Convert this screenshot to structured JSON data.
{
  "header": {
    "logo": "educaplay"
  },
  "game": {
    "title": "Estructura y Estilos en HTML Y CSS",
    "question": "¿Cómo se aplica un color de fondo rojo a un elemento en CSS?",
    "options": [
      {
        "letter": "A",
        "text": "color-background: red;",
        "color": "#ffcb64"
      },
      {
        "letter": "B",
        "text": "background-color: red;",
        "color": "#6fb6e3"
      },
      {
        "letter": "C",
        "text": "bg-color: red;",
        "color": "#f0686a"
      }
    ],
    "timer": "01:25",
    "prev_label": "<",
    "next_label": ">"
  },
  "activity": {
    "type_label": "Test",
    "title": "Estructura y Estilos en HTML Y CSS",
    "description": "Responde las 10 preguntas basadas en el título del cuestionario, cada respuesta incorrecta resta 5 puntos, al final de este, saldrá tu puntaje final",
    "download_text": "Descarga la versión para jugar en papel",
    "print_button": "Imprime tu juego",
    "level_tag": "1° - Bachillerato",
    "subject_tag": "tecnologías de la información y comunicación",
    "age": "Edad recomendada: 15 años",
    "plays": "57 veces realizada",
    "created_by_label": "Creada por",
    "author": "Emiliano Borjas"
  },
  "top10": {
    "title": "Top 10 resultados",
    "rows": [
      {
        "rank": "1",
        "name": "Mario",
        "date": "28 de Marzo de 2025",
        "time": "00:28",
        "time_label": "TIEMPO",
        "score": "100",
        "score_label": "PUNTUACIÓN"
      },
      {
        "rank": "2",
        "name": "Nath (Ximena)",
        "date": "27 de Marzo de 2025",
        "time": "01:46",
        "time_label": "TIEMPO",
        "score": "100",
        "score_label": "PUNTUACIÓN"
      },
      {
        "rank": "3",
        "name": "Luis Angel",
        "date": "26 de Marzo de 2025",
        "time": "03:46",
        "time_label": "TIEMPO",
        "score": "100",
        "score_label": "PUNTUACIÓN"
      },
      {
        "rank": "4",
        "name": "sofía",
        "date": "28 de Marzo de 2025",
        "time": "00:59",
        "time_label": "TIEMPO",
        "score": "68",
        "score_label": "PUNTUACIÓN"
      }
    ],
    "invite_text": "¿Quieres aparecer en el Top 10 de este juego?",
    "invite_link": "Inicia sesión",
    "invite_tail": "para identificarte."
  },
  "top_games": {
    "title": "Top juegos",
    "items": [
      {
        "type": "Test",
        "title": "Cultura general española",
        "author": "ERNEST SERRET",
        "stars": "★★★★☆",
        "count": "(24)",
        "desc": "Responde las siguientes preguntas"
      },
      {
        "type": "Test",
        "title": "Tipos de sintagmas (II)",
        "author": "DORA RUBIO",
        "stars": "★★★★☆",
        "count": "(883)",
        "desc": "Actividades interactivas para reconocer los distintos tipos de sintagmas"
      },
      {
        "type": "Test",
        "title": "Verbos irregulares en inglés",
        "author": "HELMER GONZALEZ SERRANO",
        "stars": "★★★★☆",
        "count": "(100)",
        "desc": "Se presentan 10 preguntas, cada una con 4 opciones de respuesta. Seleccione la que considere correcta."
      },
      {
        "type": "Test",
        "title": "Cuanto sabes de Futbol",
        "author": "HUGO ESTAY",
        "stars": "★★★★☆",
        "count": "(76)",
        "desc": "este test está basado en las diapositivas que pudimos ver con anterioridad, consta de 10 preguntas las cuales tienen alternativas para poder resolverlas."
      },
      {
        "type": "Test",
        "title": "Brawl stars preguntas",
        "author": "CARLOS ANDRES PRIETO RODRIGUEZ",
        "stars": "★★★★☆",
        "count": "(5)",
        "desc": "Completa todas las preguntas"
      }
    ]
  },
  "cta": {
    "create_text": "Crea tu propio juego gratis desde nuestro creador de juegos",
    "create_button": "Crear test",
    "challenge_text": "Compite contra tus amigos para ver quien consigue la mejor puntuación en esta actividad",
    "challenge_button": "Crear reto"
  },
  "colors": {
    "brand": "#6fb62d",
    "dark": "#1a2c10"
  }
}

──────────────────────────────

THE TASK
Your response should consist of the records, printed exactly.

OUTPUT FOR THIS TASK
Convert this screenshot to structured JSON data.
{
  "header": {
    "logo": "educaplay"
  },
  "game": {
    "title": "Estructura y Estilos en HTML Y CSS",
    "question": "¿Cómo se aplica un color de fondo rojo a un elemento en CSS?",
    "options": [
      {
        "letter": "A",
        "text": "color-background: red;",
        "color": "#ffcb64"
      },
      {
        "letter": "B",
        "text": "background-color: red;",
        "color": "#6fb6e3"
      },
      {
        "letter": "C",
        "text": "bg-color: red;",
        "color": "#f0686a"
      }
    ],
    "timer": "01:25",
    "prev_label": "<",
    "next_label": ">"
  },
  "activity": {
    "type_label": "Test",
    "title": "Estructura y Estilos en HTML Y CSS",
    "description": "Responde las 10 preguntas basadas en el título del cuestionario, cada respuesta incorrecta resta 5 puntos, al final de este, saldrá tu puntaje final",
    "download_text": "Descarga la versión para jugar en papel",
    "print_button": "Imprime tu juego",
    "level_tag": "1° - Bachillerato",
    "subject_tag": "tecnologías de la información y comunicación",
    "age": "Edad recomendada: 15 años",
    "plays": "57 veces realizada",
    "created_by_label": "Creada por",
    "author": "Emiliano Borjas"
  },
  "top10": {
    "title": "Top 10 resultados",
    "rows": [
      {
        "rank": "1",
        "name": "Mario",
        "date": "28 de Marzo de 2025",
        "time": "00:28",
        "time_label": "TIEMPO",
        "score": "100",
        "score_label": "PUNTUACIÓN"
      },
      {
        "rank": "2",
        "name": "Nath (Ximena)",
        "date": "27 de Marzo de 2025",
        "time": "01:46",
        "time_label": "TIEMPO",
        "score": "100",
        "score_label": "PUNTUACIÓN"
      },
      {
        "rank": "3",
        "name": "Luis Angel",
        "date": "26 de Marzo de 2025",
        "time": "03:46",
        "time_label": "TIEMPO",
        "score": "100",
        "score_label": "PUNTUACIÓN"
      },
      {
        "rank": "4",
        "name": "sofía",
        "date": "28 de Marzo de 2025",
        "time": "00:59",
        "time_label": "TIEMPO",
        "score": "68",
        "score_label": "PUNTUACIÓN"
      }
    ],
    "invite_text": "¿Quieres aparecer en el Top 10 de este juego?",
    "invite_link": "Inicia sesión",
    "invite_tail": "para identificarte."
  },
  "top_games": {
    "title": "Top juegos",
    "items": [
      {
        "type": "Test",
        "title": "Cultura general española",
        "author": "ERNEST SERRET",
        "stars": "★★★★☆",
        "count": "(24)",
        "desc": "Responde las siguientes preguntas"
      },
      {
        "type": "Test",
        "title": "Tipos de sintagmas (II)",
        "author": "DORA RUBIO",
        "stars": "★★★★☆",
        "count": "(883)",
        "desc": "Actividades interactivas para reconocer los distintos tipos de sintagmas"
      },
      {
        "type": "Test",
        "title": "Verbos irregulares en inglés",
        "author": "HELMER GONZALEZ SERRANO",
        "stars": "★★★★☆",
        "count": "(100)",
        "desc": "Se presentan 10 preguntas, cada una con 4 opciones de respuesta. Seleccione la que considere correcta."
      },
      {
        "type": "Test",
        "title": "Cuanto sabes de Futbol",
        "author": "HUGO ESTAY",
        "stars": "★★★★☆",
        "count": "(76)",
        "desc": "este test está basado en las diapositivas que pudimos ver con anterioridad, consta de 10 preguntas las cuales tienen alternativas para poder resolverlas."
      },
      {
        "type": "Test",
        "title": "Brawl stars preguntas",
        "author": "CARLOS ANDRES PRIETO RODRIGUEZ",
        "stars": "★★★★☆",
        "count": "(5)",
        "desc": "Completa todas las preguntas"
      }
    ]
  },
  "cta": {
    "create_text": "Crea tu propio juego gratis desde nuestro creador de juegos",
    "create_button": "Crear test",
    "challenge_text": "Compite contra tus amigos para ver quien consigue la mejor puntuación en esta actividad",
    "challenge_button": "Crear reto"
  },
  "colors": {
    "brand": "#6fb62d",
    "dark": "#1a2c10"
  }
}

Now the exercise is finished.